Organizations seeking to better control their Information Technology support costs often seek to take advantage of competitive bidding on support services. This includes not just traditional break-fix, but also broader functions of equipment supply, lifecycle management, and disposal.
The opportunities for both savings and enhanced service are highly desirable. Not only does competition automatically drive down prices, but it also generates incentives for superior service and more flexible options.
In the face of competition, most Original Equipment Manufacturers (OEMs) quickly “enhance” their offerings. The end user gets a better deal with either the Independent, or the OEM. It is a no-lose proposition. However, without competition, particularly in arrangements of “Preferred Provider” status, the incentive to behave well is removed and lower quality service at higher prices is equally axiomatic.
Given these obvious advantages – why hasn’t the IT marketplace fully embraced competition for support? Answer – massive confusion over Copyright Law. Just as the Great Wall of China did not actually protect the Chinese from contact from the West – neither will the Great Wall of Copyright Protection hold up to End User Scrutiny.
A quick Primer on Copyright and Patent law is in order:
Patents are granted to protect intellectual property, but apply to protect the manufacturing of tangible things, and occasionally business processes. Patents do not last forever – there are different lifetimes for patents. Design patents, such as for a catalytic converter or an Intel Chip, last 14 years. Other patents last 20 years - such as for pharmaceuticals (see http://en.wikipedia.org/wiki/Term_of_patent_in_the_United_States ). Manufacturers of generic parts or generic drugs pay close attention to the expiration date of Patents for this reason.
In the world of support and repair, the IP within a proprietary Sun/Oracle Server or and IBM Z series or a Cisco router is already patented. Repair of such a device, even when using parts scavenged off a used machine, is not Patent infringement. OEMs have not litigated against repair companies for patent infringement because there is nothing to litigate.
Copyrights were intended to protect the author of intangible works such as literature, art, and music. Current law allows for 70 years protection from date of first copyright – meaning that the Rolling Stones, despite their advanced ages, will continue to “Get Satisfaction” for another 30+ years. Importantly, copyrights are not scrutinized for legitimacy before being granted – they are merely filed. Even more importantly, many purported copyrights are not actually formally filed, just mentioned.
The Great Wall of Copyright Protection is not its duration (since 70 years might as well be 700), but that much material being treated as Copyrighted is probably not subject to Copyright protection. Not all filings stand up to challenge. This is particularly common among programming issues and far less over works of literature or music. Recent cases between Oracle and Google over APIs have ruled that APIs conceptually are not copyrightable, just the actual code. One is able to write as many APIs as wanted, provided they do not directly copy another work. In other cases, materials claimed as having been Copyrighted, were not in fact filed as such. Many of these cases are settled out of court for obvious reasons.
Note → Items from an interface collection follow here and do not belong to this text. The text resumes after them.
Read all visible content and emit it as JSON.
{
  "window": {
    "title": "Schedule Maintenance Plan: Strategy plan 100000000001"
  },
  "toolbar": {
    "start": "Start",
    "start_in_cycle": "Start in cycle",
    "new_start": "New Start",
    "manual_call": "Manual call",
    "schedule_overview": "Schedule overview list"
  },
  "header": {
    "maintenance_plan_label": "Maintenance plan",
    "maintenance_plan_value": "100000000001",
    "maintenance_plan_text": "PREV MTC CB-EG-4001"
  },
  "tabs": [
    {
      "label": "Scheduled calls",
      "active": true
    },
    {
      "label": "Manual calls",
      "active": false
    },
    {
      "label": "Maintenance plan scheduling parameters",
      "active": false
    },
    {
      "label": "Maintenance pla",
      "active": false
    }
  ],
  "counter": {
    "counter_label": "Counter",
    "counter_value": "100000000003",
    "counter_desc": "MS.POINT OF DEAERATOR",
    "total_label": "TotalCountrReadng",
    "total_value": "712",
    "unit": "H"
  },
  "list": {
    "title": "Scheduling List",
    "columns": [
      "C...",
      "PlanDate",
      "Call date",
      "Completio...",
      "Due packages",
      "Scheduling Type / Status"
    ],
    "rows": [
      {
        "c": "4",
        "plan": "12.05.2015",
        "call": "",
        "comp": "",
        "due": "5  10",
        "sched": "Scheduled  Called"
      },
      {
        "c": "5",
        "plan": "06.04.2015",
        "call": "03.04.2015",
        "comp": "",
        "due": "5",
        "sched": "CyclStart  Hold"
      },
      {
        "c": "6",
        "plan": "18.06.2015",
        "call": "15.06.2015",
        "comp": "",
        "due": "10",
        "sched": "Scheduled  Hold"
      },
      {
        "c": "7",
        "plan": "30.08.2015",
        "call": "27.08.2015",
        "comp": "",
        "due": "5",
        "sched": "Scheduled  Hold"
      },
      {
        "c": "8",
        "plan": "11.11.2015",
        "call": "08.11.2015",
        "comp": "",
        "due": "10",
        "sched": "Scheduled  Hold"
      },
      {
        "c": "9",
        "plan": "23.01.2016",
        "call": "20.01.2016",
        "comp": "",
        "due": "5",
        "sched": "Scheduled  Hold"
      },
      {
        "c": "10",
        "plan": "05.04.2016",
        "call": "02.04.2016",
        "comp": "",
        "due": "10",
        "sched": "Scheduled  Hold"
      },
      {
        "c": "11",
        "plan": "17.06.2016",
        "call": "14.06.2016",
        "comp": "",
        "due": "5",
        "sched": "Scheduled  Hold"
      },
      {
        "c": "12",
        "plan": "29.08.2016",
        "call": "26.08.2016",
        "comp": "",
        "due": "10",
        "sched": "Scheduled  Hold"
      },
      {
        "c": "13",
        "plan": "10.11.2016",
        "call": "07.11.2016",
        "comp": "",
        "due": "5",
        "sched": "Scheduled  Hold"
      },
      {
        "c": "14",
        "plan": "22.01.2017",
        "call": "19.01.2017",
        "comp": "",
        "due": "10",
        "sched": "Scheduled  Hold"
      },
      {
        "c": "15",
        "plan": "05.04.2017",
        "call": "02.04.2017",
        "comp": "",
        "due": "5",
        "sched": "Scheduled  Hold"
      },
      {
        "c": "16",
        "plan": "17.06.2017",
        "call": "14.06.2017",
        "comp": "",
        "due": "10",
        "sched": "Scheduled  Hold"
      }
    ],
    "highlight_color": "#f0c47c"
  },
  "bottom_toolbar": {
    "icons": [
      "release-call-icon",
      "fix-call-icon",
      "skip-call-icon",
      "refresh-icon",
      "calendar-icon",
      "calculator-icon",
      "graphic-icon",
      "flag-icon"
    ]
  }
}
OEMs are making vague claims to Copyright protection in order to throw up a Chinese Wall intended only to block competition over repair. Some of the most famous include Oracle (Sun), Siemens, Cisco, Avaya, NCR, etc.. Thousands of smaller manufacturers may have similar marketing policies. The common theme is that all are claiming that they alone can repair their products because they have the Copyright to the Internal Operating Code that makes the product work. The end user is largely unaware that the Internal “Machine” Code has already been delivered to them as part of the hardware and is not separate. They already own the code. This Machine Code is part of the Patent otherwise it would be licensed separately.
Even if it were possible for a competitive repair & maintenance organization to “steal” the machine code, it would only be useful on the identical machine already purchased from the OEM. The code in question would have already been provided to the original buyer. The OEM would not lose any revenue and not have any of its unique and valuable designs sold in competition. No repair companies modify or resell such code – only reinstall it. (It would be ludicrous for a repair company to start re-designing machine code since they aren’t in the business of manufacturing machines).
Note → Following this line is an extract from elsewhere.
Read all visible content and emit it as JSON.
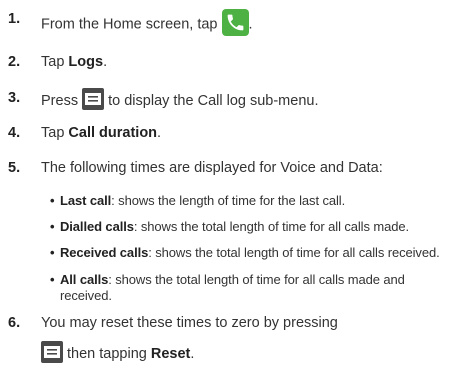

The holes in the Great Wall of China are large and easily penetrable. End users have only to start asking the right questions to regain control of their support and repair decisions. Try asking the following of your vendors before your next procurement or bid:
a) What parts of your product are Patented and which are Copyrighted?
b) What is the breakdown of pricing for the Copyrighted Materials that are NOT separately Licensed?
c) What do I own?